=== Material shown ===

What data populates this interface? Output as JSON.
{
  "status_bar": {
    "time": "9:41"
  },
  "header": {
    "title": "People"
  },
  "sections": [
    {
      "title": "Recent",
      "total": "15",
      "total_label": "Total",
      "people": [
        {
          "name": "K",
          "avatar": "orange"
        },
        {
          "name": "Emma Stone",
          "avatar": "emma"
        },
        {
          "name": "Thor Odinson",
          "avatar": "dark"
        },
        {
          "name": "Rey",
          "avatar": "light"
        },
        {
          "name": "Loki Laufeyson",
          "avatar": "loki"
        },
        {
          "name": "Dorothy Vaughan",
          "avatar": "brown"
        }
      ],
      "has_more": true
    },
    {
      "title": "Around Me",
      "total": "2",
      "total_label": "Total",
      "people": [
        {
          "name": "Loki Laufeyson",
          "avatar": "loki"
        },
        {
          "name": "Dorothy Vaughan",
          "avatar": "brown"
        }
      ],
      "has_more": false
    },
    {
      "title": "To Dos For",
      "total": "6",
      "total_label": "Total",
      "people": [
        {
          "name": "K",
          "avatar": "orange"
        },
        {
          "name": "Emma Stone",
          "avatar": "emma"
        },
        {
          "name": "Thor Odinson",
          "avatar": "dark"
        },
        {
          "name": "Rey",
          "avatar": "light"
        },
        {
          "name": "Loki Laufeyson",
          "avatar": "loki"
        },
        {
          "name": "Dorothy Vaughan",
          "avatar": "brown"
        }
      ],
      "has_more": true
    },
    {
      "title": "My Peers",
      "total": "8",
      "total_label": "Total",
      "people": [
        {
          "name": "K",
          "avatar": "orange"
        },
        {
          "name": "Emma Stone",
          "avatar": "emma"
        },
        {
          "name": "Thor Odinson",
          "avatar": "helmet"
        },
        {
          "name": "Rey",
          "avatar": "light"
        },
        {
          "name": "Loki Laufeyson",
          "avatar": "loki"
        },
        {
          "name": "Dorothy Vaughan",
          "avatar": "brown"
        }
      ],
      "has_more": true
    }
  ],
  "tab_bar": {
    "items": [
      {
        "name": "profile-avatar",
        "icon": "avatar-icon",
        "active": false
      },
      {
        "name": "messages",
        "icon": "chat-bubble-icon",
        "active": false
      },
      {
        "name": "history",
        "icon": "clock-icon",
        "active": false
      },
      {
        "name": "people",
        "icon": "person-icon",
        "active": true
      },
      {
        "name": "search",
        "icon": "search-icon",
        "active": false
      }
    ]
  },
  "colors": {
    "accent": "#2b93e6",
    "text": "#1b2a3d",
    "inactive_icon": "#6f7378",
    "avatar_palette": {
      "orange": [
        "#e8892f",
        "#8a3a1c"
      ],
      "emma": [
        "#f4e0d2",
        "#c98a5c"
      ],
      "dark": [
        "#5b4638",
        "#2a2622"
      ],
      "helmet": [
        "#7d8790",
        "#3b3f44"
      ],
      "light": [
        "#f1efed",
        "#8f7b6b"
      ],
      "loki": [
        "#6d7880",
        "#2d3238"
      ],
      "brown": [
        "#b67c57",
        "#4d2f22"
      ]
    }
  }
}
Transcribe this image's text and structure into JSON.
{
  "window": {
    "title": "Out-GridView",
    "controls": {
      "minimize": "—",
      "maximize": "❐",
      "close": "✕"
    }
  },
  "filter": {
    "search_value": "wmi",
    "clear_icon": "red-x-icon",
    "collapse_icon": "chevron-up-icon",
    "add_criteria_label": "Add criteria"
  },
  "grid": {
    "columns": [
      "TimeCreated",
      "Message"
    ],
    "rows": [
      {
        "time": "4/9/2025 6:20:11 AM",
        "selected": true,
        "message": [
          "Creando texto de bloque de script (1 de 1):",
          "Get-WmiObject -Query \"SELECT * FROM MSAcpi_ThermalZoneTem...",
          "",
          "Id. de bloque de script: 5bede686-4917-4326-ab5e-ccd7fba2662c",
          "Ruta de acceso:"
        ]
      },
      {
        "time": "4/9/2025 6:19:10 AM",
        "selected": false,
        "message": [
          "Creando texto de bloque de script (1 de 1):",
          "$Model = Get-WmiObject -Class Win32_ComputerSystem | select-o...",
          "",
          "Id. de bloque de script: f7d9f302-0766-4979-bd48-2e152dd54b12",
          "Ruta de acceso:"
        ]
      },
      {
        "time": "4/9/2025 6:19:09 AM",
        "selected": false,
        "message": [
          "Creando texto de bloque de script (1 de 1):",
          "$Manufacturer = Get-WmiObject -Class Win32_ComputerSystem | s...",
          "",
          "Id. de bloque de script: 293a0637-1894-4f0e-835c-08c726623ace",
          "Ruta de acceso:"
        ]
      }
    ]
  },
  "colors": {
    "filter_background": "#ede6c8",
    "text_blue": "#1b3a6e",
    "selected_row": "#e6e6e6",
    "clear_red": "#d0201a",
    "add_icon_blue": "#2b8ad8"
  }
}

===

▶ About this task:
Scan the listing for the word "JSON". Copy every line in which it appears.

▶ Answer:
What data populates this interface? Output as JSON.
Transcribe this image's text and structure into JSON.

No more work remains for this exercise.